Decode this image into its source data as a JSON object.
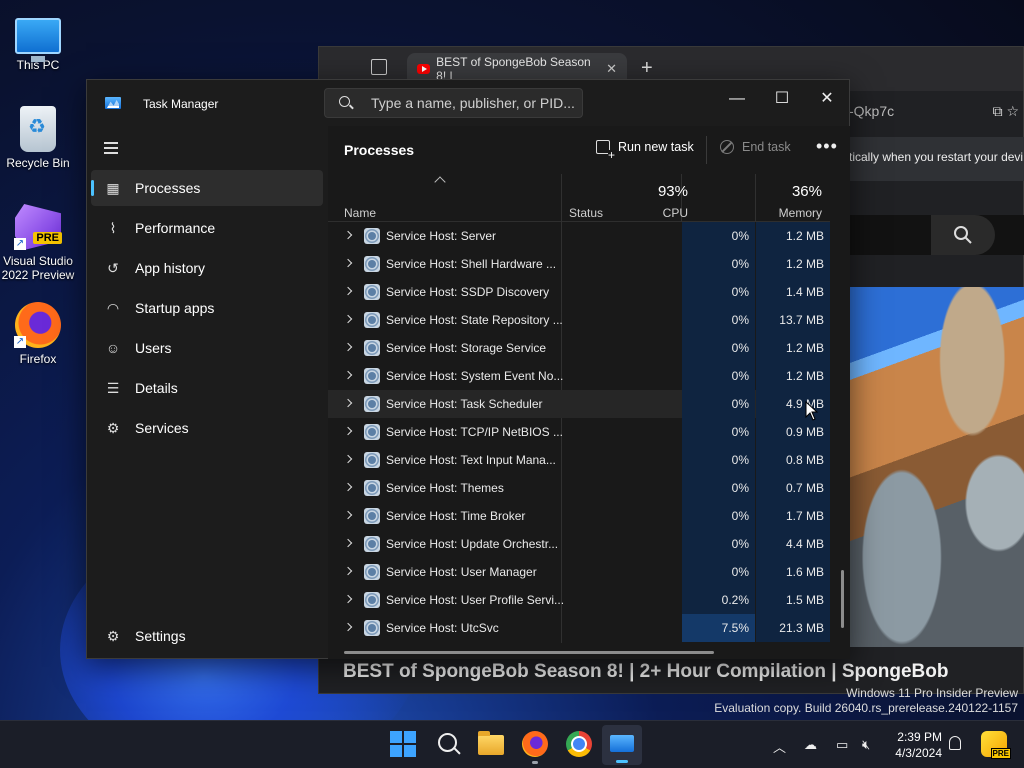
{
  "desktop": {
    "icons": [
      {
        "label": "This PC"
      },
      {
        "label": "Recycle Bin"
      },
      {
        "label": "Visual Studio 2022 Preview",
        "badge": "PRE"
      },
      {
        "label": "Firefox"
      }
    ]
  },
  "browser": {
    "tab_title": "BEST of SpongeBob Season 8! |",
    "tab_close": "✕",
    "new_tab": "+",
    "address_fragment": "-Qkp7c",
    "infobar_text": "tically when you restart your devi",
    "video_title": "BEST of SpongeBob Season 8! | 2+ Hour Compilation | SpongeBob"
  },
  "watermark": {
    "line1": "Windows 11 Pro Insider Preview",
    "line2": "Evaluation copy. Build 26040.rs_prerelease.240122-1157"
  },
  "task_manager": {
    "title": "Task Manager",
    "search_placeholder": "Type a name, publisher, or PID...",
    "window_controls": {
      "minimize": "—",
      "maximize": "☐",
      "close": "✕"
    },
    "nav": [
      {
        "label": "Processes",
        "icon": "processes-icon"
      },
      {
        "label": "Performance",
        "icon": "performance-icon"
      },
      {
        "label": "App history",
        "icon": "app-history-icon"
      },
      {
        "label": "Startup apps",
        "icon": "startup-apps-icon"
      },
      {
        "label": "Users",
        "icon": "users-icon"
      },
      {
        "label": "Details",
        "icon": "details-icon"
      },
      {
        "label": "Services",
        "icon": "services-icon"
      }
    ],
    "settings_label": "Settings",
    "processes": {
      "title": "Processes",
      "run_new_task": "Run new task",
      "end_task": "End task",
      "more": "•••",
      "columns": {
        "name": "Name",
        "status": "Status",
        "cpu_pct": "93%",
        "cpu": "CPU",
        "mem_pct": "36%",
        "memory": "Memory"
      },
      "rows": [
        {
          "name": "Service Host: Server",
          "cpu": "0%",
          "memory": "1.2 MB"
        },
        {
          "name": "Service Host: Shell Hardware ...",
          "cpu": "0%",
          "memory": "1.2 MB"
        },
        {
          "name": "Service Host: SSDP Discovery",
          "cpu": "0%",
          "memory": "1.4 MB"
        },
        {
          "name": "Service Host: State Repository ...",
          "cpu": "0%",
          "memory": "13.7 MB"
        },
        {
          "name": "Service Host: Storage Service",
          "cpu": "0%",
          "memory": "1.2 MB"
        },
        {
          "name": "Service Host: System Event No...",
          "cpu": "0%",
          "memory": "1.2 MB"
        },
        {
          "name": "Service Host: Task Scheduler",
          "cpu": "0%",
          "memory": "4.9 MB"
        },
        {
          "name": "Service Host: TCP/IP NetBIOS ...",
          "cpu": "0%",
          "memory": "0.9 MB"
        },
        {
          "name": "Service Host: Text Input Mana...",
          "cpu": "0%",
          "memory": "0.8 MB"
        },
        {
          "name": "Service Host: Themes",
          "cpu": "0%",
          "memory": "0.7 MB"
        },
        {
          "name": "Service Host: Time Broker",
          "cpu": "0%",
          "memory": "1.7 MB"
        },
        {
          "name": "Service Host: Update Orchestr...",
          "cpu": "0%",
          "memory": "4.4 MB"
        },
        {
          "name": "Service Host: User Manager",
          "cpu": "0%",
          "memory": "1.6 MB"
        },
        {
          "name": "Service Host: User Profile Servi...",
          "cpu": "0.2%",
          "memory": "1.5 MB"
        },
        {
          "name": "Service Host: UtcSvc",
          "cpu": "7.5%",
          "memory": "21.3 MB"
        }
      ]
    }
  },
  "taskbar": {
    "time": "2:39 PM",
    "date": "4/3/2024",
    "copilot_badge": "PRE"
  },
  "colors": {
    "accent": "#4cc2ff",
    "cpu_heat": "#143968",
    "window_bg": "#1c1c1c"
  }
}
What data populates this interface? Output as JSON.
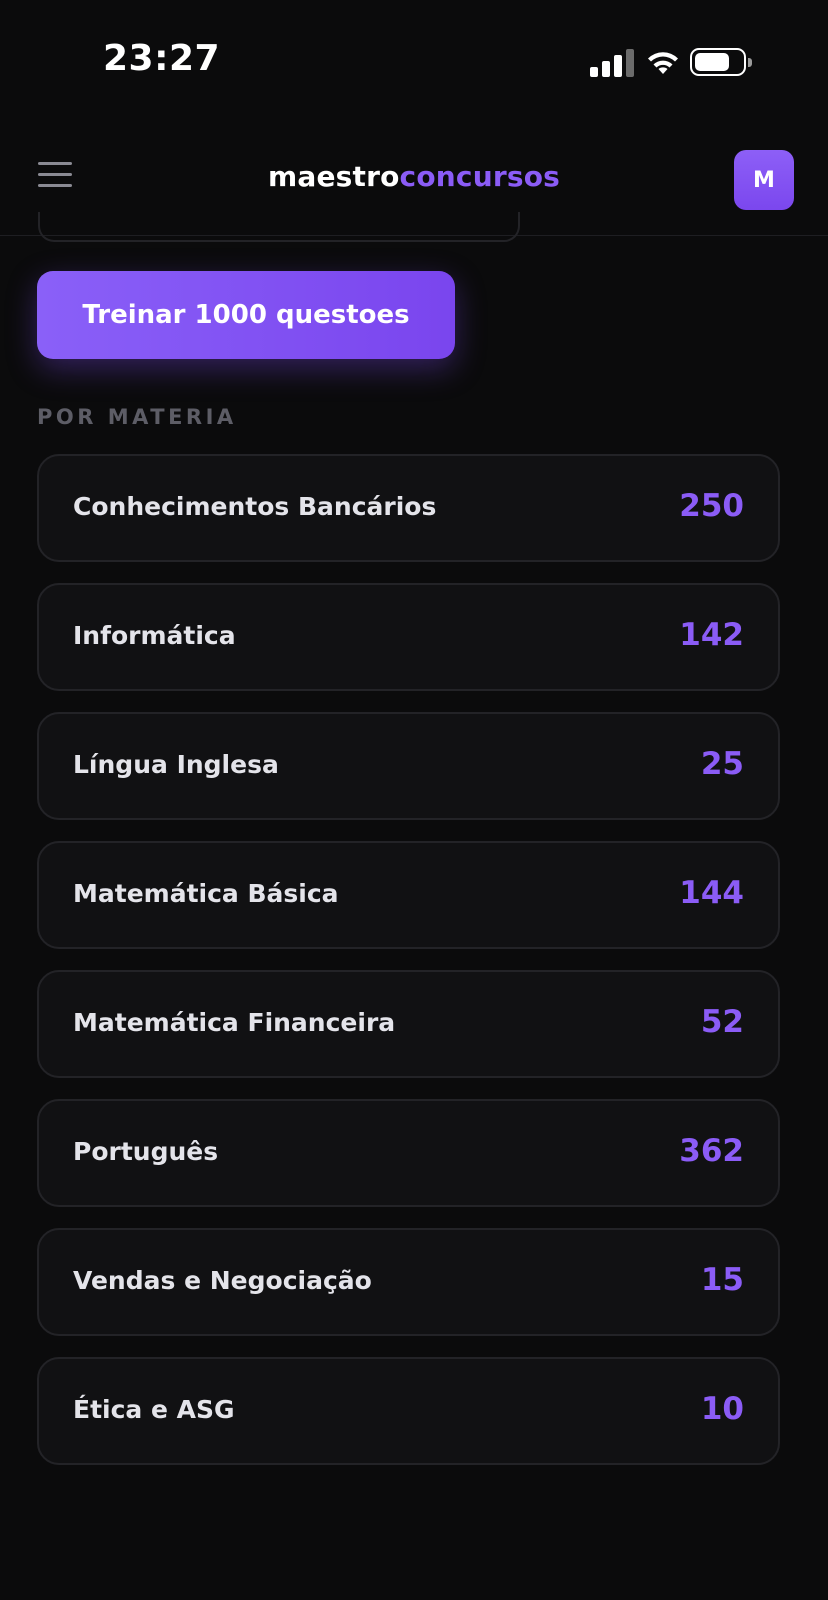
{
  "status_bar": {
    "time": "23:27",
    "icons": [
      "signal-icon",
      "wifi-icon",
      "battery-icon"
    ]
  },
  "header": {
    "brand_part1": "maestro",
    "brand_part2": "concursos",
    "avatar_letter": "M",
    "menu_icon": "hamburger-menu-icon"
  },
  "colors": {
    "accent": "#8b5cf6",
    "background": "#0b0b0c",
    "card": "#111113"
  },
  "train_button": {
    "label": "Treinar 1000 questoes"
  },
  "section": {
    "title": "POR MATERIA"
  },
  "subjects": [
    {
      "name": "Conhecimentos Bancários",
      "count": "250"
    },
    {
      "name": "Informática",
      "count": "142"
    },
    {
      "name": "Língua Inglesa",
      "count": "25"
    },
    {
      "name": "Matemática Básica",
      "count": "144"
    },
    {
      "name": "Matemática Financeira",
      "count": "52"
    },
    {
      "name": "Português",
      "count": "362"
    },
    {
      "name": "Vendas e Negociação",
      "count": "15"
    },
    {
      "name": "Ética e ASG",
      "count": "10"
    }
  ]
}
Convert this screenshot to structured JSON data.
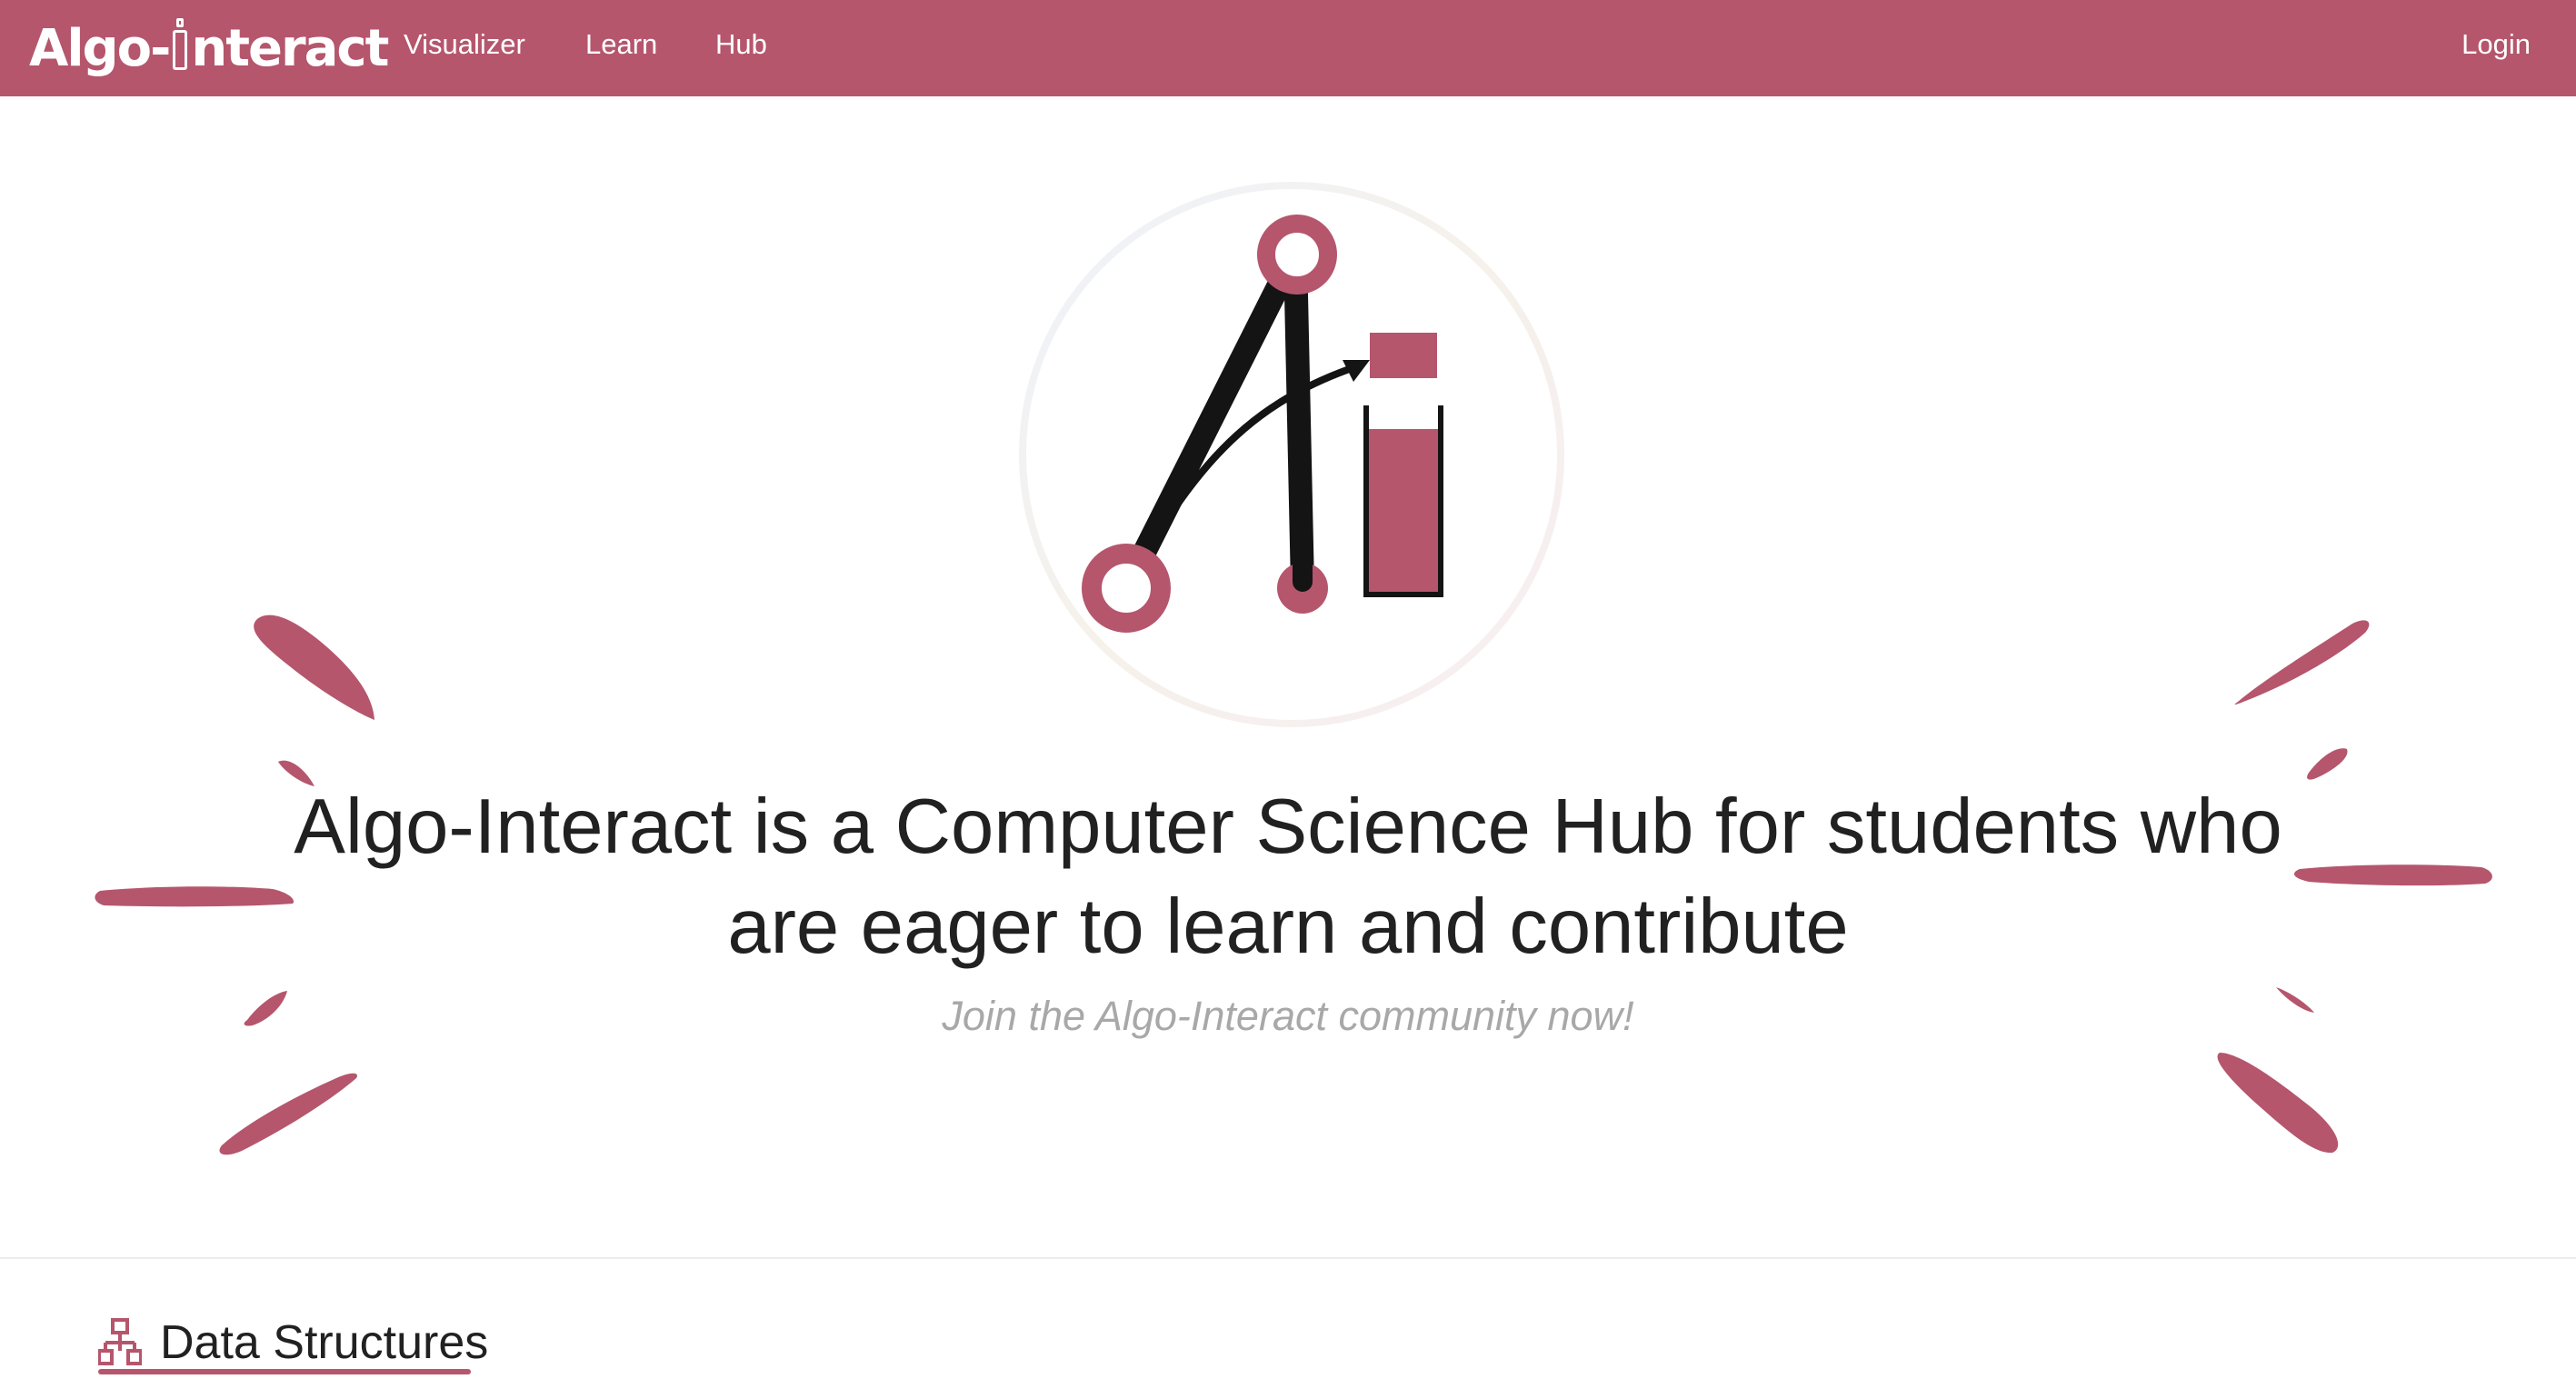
{
  "navbar": {
    "brand_left": "Algo-",
    "brand_right": "nteract",
    "links": [
      "Visualizer",
      "Learn",
      "Hub"
    ],
    "login": "Login"
  },
  "hero": {
    "title": "Algo-Interact is a Computer Science Hub for students who are eager to learn and contribute",
    "subtitle": "Join the Algo-Interact community now!"
  },
  "section": {
    "label": "Data Structures",
    "icon": "sitemap-icon"
  },
  "colors": {
    "brand": "#b5566d",
    "text": "#212121",
    "muted": "#a8a8a8",
    "white": "#ffffff"
  }
}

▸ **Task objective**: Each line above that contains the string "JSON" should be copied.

▸ **Result**:
Decode this image into its source data as a JSON object.
What data populates this interface? Output as JSON.
Convert this screenshot to structured JSON data.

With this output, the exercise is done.